# TASK INSTRUCTIONS
Wherever a line below holds the word "part", copy that line.

##### RAW DATA #####

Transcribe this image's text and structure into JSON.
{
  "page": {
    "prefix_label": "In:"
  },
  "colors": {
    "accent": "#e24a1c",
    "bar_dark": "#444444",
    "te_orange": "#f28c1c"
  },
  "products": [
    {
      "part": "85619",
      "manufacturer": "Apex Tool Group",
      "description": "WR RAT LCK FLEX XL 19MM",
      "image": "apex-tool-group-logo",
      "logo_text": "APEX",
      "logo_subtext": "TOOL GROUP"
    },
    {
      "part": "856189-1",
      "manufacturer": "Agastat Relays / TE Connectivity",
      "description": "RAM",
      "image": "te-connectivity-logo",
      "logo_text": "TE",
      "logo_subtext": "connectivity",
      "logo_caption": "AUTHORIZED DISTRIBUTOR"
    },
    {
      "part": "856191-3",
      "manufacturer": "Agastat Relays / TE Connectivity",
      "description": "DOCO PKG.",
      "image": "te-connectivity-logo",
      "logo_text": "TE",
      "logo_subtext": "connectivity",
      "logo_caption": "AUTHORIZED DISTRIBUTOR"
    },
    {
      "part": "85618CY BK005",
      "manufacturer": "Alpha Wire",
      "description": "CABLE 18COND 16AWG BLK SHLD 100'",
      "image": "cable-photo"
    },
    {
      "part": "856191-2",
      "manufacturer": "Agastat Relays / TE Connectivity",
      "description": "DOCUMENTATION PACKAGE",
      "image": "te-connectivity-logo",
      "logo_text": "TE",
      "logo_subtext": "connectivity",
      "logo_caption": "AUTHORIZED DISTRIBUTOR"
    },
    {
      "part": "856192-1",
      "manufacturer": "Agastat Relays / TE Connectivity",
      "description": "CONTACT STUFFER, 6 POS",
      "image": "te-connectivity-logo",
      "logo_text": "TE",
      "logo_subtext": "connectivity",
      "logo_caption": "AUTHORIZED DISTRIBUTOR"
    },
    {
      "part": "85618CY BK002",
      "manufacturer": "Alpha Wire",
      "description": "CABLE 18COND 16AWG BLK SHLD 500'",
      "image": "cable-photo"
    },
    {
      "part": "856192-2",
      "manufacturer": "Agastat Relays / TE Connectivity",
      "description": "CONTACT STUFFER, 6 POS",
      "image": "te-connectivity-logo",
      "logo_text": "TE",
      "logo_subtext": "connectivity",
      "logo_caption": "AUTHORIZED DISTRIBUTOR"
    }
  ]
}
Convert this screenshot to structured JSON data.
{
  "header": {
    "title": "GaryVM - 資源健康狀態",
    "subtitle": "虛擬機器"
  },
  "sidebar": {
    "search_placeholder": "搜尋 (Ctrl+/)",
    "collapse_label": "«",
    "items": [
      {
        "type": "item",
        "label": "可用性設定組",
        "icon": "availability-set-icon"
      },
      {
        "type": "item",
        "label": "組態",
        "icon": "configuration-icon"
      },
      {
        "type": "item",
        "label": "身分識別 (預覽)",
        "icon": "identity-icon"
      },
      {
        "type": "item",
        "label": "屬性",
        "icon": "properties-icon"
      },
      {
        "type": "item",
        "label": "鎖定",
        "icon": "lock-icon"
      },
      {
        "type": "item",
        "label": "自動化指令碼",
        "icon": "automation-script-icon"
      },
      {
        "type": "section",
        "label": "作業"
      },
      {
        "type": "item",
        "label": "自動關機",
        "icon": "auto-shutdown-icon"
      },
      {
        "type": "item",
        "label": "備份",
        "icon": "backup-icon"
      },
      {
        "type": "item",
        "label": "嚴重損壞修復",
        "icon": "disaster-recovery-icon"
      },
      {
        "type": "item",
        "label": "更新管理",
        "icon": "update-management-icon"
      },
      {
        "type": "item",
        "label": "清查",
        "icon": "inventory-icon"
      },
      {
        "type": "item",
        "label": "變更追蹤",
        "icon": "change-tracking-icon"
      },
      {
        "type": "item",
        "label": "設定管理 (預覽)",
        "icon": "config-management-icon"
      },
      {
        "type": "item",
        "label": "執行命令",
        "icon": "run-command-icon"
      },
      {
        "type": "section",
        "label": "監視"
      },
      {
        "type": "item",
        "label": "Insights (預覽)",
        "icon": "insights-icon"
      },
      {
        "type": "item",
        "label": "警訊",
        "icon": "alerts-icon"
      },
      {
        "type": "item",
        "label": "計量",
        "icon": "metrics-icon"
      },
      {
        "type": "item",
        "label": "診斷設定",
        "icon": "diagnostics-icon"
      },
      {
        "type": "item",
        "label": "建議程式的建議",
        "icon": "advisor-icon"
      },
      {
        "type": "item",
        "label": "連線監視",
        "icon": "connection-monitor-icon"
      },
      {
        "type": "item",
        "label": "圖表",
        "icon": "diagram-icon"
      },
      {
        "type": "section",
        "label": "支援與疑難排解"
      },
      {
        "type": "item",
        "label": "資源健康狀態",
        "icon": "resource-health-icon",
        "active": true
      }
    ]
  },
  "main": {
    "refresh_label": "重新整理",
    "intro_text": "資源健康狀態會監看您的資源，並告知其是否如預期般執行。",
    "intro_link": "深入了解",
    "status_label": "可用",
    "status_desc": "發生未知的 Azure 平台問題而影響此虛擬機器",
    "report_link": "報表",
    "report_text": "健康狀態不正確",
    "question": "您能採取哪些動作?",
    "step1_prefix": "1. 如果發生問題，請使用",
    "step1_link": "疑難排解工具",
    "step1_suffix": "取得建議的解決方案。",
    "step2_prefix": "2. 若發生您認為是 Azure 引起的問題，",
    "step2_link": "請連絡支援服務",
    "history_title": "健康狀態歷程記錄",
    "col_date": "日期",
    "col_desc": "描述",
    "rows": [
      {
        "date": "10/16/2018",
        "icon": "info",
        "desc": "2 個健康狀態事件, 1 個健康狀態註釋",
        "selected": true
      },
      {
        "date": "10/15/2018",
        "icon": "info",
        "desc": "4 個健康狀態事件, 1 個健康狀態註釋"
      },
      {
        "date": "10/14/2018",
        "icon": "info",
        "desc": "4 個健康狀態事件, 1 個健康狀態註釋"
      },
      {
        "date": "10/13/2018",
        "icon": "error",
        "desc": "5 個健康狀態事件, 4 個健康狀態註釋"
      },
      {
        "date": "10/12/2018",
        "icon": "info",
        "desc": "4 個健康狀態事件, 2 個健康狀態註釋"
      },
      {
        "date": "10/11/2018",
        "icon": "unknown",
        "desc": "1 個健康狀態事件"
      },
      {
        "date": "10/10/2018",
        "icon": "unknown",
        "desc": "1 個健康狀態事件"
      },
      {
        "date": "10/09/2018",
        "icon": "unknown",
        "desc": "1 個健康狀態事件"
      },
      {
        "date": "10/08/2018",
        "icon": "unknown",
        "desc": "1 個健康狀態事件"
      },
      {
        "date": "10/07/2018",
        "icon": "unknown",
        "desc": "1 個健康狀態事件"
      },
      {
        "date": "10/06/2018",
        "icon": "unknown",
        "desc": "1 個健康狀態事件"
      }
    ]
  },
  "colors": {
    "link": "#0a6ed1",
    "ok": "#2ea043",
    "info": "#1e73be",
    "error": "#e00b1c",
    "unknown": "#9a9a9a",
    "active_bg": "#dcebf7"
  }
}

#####

# SOLUTION BELOW
      "part": "85619",
      "part": "856189-1",
      "part": "856191-3",
      "part": "85618CY BK005",
      "part": "856191-2",
      "part": "856192-1",
      "part": "85618CY BK002",
      "part": "856192-2",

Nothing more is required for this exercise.